To try Bing Chat, you must get on a waiting list, and then you are forced to use Edge. On a positive note, the experience is better than ChatGPT's version. Bing Chat is snappier, shows what is searched in the backend, and gives suggestions on continuing the conversation and the occasional references supporting its code and claims. Or so I thought.
I asked it to code a class to query Athena with Python. It looked good at first, but things went bad when I asked it to stream results into a feather file. In particular, it used an 'append' flag with the 'pyarrow.feather.write_feather' method, which is not in the documentation and the references it produced. One reference it produced used 'fastparquet.write()', which has an append flag. It may have confused the two.
When I gave Bing Chat a chance to correct itself, I was surprised when it wrote, "I am not wrong.", and continued with source code to prove its point only to prove itself wrong unknowingly. To top it off, when I asked to show me where it got the code from, it directed me correctly to the 'pyarrow/feather.py' source on Github. But there, I found that the source code differs completely from the one it showed me.
In summary, Bing Chat generated code for me. And:
It imagined a non-existing flag and feature in an open-source library.
It refused to back down and argued it was right when given a chance to correct itself.
Its proof (source code) for being right showed it was wrong.
Worse, the proof was made up, and the referenced source is entirely different.

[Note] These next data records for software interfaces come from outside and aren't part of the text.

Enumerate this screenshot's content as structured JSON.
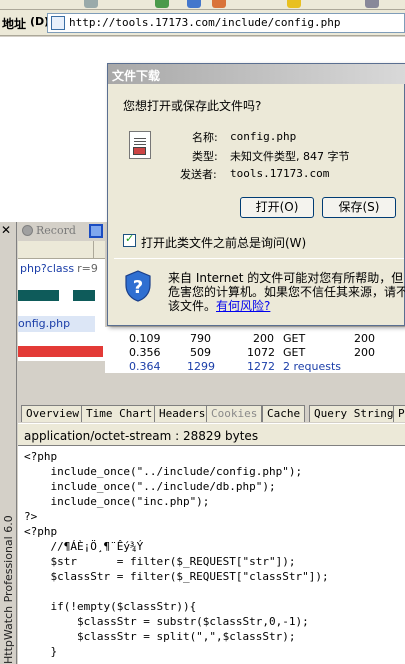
{
  "browser": {
    "address_label": "地址",
    "address_hotkey": "(D)",
    "url": "http://tools.17173.com/include/config.php"
  },
  "httpwatch": {
    "record_label": "Record",
    "product_name": "HttpWatch Professional 6.0",
    "requests": [
      {
        "url": "php?class",
        "url_rest": "r=9"
      },
      {
        "url": "onfig.php"
      }
    ],
    "rows": [
      {
        "time": "0.109",
        "received": "790",
        "sent": "200",
        "method": "GET",
        "result": "200"
      },
      {
        "time": "0.356",
        "received": "509",
        "sent": "1072",
        "method": "GET",
        "result": "200"
      }
    ],
    "summary": {
      "time": "0.364",
      "received": "1299",
      "sent": "1272",
      "label": "2 requests"
    },
    "tabs": [
      "Overview",
      "Time Chart",
      "Headers",
      "Cookies",
      "Cache",
      "Query String",
      "PO"
    ],
    "disabled_tab": "Cookies",
    "content_type": "application/octet-stream : 28829 bytes",
    "code_lines": [
      "<?php",
      "    include_once(\"../include/config.php\");",
      "    include_once(\"../include/db.php\");",
      "    include_once(\"inc.php\");",
      "?>",
      "<?php",
      "    //¶ÁÈ¡Ö¸¶¨Êý¾Ý",
      "    $str      = filter($_REQUEST[\"str\"]);",
      "    $classStr = filter($_REQUEST[\"classStr\"]);",
      "",
      "    if(!empty($classStr)){",
      "        $classStr = substr($classStr,0,-1);",
      "        $classStr = split(\",\",$classStr);",
      "    }"
    ]
  },
  "dialog": {
    "title": "文件下载",
    "question": "您想打开或保存此文件吗?",
    "name_label": "名称:",
    "name_value": "config.php",
    "type_label": "类型:",
    "type_value": "未知文件类型, 847 字节",
    "from_label": "发送者:",
    "from_value": "tools.17173.com",
    "open_button": "打开(O)",
    "save_button": "保存(S)",
    "checkbox_label": "打开此类文件之前总是询问(W)",
    "checkbox_checked": true,
    "warning_line1": "来自 Internet 的文件可能对您有所帮助，但",
    "warning_line2": "危害您的计算机。如果您不信任其来源，请不",
    "warning_line3_prefix": "该文件。",
    "warning_link": "有何风险?"
  },
  "colors": {
    "teal_bar": "#0e5b5a",
    "red_bar": "#e33a36",
    "link_blue": "#1b3ea8"
  }
}
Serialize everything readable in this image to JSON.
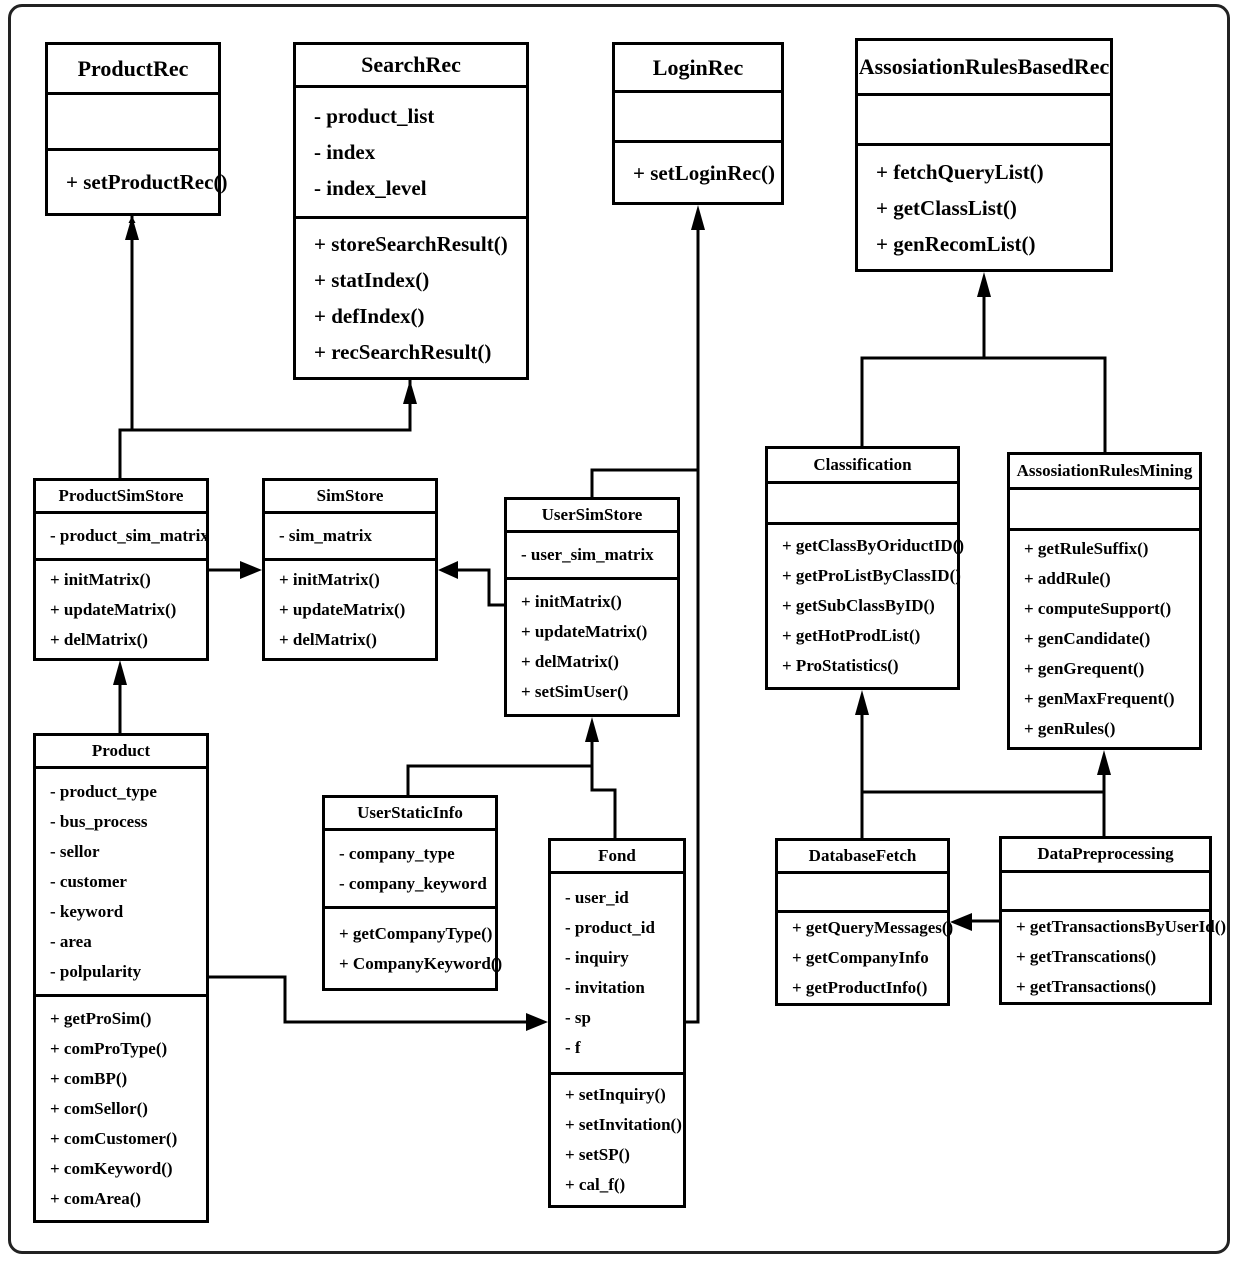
{
  "diagram": {
    "type": "UML class diagram",
    "classes": {
      "productRec": {
        "name": "ProductRec",
        "attributes": [],
        "operations": [
          "+ setProductRec()"
        ]
      },
      "searchRec": {
        "name": "SearchRec",
        "attributes": [
          "- product_list",
          "- index",
          "- index_level"
        ],
        "operations": [
          "+ storeSearchResult()",
          "+ statIndex()",
          "+ defIndex()",
          "+ recSearchResult()"
        ]
      },
      "loginRec": {
        "name": "LoginRec",
        "attributes": [],
        "operations": [
          "+ setLoginRec()"
        ]
      },
      "assocRulesBasedRec": {
        "name": "AssosiationRulesBasedRec",
        "attributes": [],
        "operations": [
          "+ fetchQueryList()",
          "+ getClassList()",
          "+ genRecomList()"
        ]
      },
      "productSimStore": {
        "name": "ProductSimStore",
        "attributes": [
          "- product_sim_matrix"
        ],
        "operations": [
          "+ initMatrix()",
          "+ updateMatrix()",
          "+ delMatrix()"
        ]
      },
      "simStore": {
        "name": "SimStore",
        "attributes": [
          "- sim_matrix"
        ],
        "operations": [
          "+ initMatrix()",
          "+ updateMatrix()",
          "+ delMatrix()"
        ]
      },
      "userSimStore": {
        "name": "UserSimStore",
        "attributes": [
          "- user_sim_matrix"
        ],
        "operations": [
          "+ initMatrix()",
          "+ updateMatrix()",
          "+ delMatrix()",
          "+ setSimUser()"
        ]
      },
      "classification": {
        "name": "Classification",
        "attributes": [],
        "operations": [
          "+ getClassByOriductID()",
          "+ getProListByClassID()",
          "+ getSubClassByID()",
          "+ getHotProdList()",
          "+ ProStatistics()"
        ]
      },
      "assocRulesMining": {
        "name": "AssosiationRulesMining",
        "attributes": [],
        "operations": [
          "+ getRuleSuffix()",
          "+ addRule()",
          "+ computeSupport()",
          "+ genCandidate()",
          "+ genGrequent()",
          "+ genMaxFrequent()",
          "+ genRules()"
        ]
      },
      "product": {
        "name": "Product",
        "attributes": [
          "- product_type",
          "- bus_process",
          "- sellor",
          "- customer",
          "- keyword",
          "- area",
          "- polpularity"
        ],
        "operations": [
          "+ getProSim()",
          "+ comProType()",
          "+ comBP()",
          "+ comSellor()",
          "+ comCustomer()",
          "+ comKeyword()",
          "+ comArea()"
        ]
      },
      "userStaticInfo": {
        "name": "UserStaticInfo",
        "attributes": [
          "- company_type",
          "- company_keyword"
        ],
        "operations": [
          "+ getCompanyType()",
          "+ CompanyKeyword()"
        ]
      },
      "fond": {
        "name": "Fond",
        "attributes": [
          "- user_id",
          "- product_id",
          "- inquiry",
          "- invitation",
          "- sp",
          "- f"
        ],
        "operations": [
          "+ setInquiry()",
          "+ setInvitation()",
          "+ setSP()",
          "+ cal_f()"
        ]
      },
      "databaseFetch": {
        "name": "DatabaseFetch",
        "attributes": [],
        "operations": [
          "+ getQueryMessages()",
          "+ getCompanyInfo",
          "+ getProductInfo()"
        ]
      },
      "dataPreprocessing": {
        "name": "DataPreprocessing",
        "attributes": [],
        "operations": [
          "+ getTransactionsByUserId()",
          "+ getTranscations()",
          "+ getTransactions()"
        ]
      }
    },
    "relations": [
      {
        "from": "ProductSimStore",
        "to": "ProductRec"
      },
      {
        "from": "ProductSimStore",
        "to": "SearchRec"
      },
      {
        "from": "ProductSimStore",
        "to": "SimStore"
      },
      {
        "from": "UserSimStore",
        "to": "SimStore"
      },
      {
        "from": "UserSimStore",
        "to": "LoginRec"
      },
      {
        "from": "Fond",
        "to": "LoginRec"
      },
      {
        "from": "Product",
        "to": "ProductSimStore"
      },
      {
        "from": "Product",
        "to": "Fond"
      },
      {
        "from": "UserStaticInfo",
        "to": "UserSimStore"
      },
      {
        "from": "Fond",
        "to": "UserSimStore"
      },
      {
        "from": "Classification",
        "to": "AssosiationRulesBasedRec"
      },
      {
        "from": "AssosiationRulesMining",
        "to": "AssosiationRulesBasedRec"
      },
      {
        "from": "DatabaseFetch",
        "to": "Classification"
      },
      {
        "from": "DatabaseFetch",
        "to": "AssosiationRulesMining"
      },
      {
        "from": "DataPreprocessing",
        "to": "AssosiationRulesMining"
      },
      {
        "from": "DataPreprocessing",
        "to": "DatabaseFetch"
      }
    ]
  }
}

That is devastating. It produced incorrect code, failed to understand its mistake and faked source code with references. It did everything it could to throw me off and get things wrong.
Christian Prokopp, Founder BoldData.org